#### Exercise prompt
Which lines of the records below contain the string "JSON"? Report each of them.

Stored items from a collection:
· · · · ·

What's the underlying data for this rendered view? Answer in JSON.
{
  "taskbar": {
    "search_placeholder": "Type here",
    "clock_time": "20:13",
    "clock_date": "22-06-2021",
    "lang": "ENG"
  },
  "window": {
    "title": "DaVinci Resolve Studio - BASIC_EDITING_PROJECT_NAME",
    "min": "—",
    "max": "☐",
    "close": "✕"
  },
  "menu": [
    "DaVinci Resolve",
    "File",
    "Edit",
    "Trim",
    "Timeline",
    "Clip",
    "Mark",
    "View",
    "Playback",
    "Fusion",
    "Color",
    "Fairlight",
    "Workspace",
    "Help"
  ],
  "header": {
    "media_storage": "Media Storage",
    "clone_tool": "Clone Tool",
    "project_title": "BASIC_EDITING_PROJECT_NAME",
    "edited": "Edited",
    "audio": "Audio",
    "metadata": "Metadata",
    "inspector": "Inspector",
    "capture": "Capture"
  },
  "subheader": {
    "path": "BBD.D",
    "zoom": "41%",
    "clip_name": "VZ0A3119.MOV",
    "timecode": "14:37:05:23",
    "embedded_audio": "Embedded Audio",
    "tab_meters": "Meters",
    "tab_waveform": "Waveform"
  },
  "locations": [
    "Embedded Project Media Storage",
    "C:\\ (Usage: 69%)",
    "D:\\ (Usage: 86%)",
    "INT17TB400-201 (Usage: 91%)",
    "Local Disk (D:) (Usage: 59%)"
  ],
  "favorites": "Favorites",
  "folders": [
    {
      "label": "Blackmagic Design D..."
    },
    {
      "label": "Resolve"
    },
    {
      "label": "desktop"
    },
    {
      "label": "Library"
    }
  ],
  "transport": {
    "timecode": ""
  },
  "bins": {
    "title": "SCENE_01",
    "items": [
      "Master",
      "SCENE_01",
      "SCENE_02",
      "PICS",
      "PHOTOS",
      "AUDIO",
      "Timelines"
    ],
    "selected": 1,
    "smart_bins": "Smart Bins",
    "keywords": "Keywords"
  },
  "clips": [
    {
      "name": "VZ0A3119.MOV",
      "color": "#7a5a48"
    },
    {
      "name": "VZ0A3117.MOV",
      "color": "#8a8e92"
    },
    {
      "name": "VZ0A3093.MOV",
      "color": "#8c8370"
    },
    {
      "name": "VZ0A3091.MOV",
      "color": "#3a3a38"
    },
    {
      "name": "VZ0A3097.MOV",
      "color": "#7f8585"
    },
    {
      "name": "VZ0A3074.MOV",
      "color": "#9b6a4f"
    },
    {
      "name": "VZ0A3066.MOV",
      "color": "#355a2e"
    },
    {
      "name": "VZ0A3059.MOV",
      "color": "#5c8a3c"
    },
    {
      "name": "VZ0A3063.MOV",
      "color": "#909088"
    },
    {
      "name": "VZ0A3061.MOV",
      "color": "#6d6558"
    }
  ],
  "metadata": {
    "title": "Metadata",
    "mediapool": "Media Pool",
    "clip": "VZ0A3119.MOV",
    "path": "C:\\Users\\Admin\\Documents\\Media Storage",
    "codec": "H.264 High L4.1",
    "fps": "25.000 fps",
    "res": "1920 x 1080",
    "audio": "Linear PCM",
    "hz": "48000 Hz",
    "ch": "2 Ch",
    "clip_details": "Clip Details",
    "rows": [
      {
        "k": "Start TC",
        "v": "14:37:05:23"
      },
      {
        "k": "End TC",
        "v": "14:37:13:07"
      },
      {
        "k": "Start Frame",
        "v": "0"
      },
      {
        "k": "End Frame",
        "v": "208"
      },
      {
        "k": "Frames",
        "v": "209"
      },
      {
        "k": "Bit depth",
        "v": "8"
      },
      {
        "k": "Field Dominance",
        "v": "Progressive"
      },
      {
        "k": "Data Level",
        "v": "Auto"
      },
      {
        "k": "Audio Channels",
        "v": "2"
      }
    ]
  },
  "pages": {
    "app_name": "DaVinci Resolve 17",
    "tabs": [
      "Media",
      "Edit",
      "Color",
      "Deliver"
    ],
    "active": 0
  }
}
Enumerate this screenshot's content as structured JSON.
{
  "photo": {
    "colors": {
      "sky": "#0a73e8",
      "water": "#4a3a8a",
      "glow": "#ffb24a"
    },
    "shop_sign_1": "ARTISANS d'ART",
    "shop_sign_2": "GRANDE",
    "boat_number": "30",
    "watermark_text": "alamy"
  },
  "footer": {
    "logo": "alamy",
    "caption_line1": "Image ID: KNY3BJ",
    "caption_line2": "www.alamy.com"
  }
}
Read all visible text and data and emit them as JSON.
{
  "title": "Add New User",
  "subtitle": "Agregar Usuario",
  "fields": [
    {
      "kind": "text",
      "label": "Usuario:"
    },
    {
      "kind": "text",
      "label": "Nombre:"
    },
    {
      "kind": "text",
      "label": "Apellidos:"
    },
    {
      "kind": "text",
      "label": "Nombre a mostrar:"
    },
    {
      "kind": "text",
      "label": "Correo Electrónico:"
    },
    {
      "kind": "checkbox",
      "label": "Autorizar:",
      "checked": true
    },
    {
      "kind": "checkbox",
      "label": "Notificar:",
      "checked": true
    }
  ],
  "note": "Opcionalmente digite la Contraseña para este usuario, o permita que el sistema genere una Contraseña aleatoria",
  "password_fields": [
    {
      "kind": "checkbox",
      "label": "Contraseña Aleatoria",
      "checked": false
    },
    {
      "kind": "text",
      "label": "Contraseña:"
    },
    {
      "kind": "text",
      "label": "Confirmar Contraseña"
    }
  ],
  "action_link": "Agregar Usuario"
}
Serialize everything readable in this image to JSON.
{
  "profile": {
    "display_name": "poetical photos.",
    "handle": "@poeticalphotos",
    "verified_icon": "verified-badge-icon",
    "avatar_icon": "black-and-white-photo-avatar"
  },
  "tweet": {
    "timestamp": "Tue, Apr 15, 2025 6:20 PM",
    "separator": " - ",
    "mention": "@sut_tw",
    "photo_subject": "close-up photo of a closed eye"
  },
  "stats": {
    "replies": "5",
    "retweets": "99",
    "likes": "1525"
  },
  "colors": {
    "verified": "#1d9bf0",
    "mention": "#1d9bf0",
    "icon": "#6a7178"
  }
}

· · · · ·

#### Answer to this task
What's the underlying data for this rendered view? Answer in JSON.
Enumerate this screenshot's content as structured JSON.
Read all visible text and data and emit them as JSON.
Serialize everything readable in this image to JSON.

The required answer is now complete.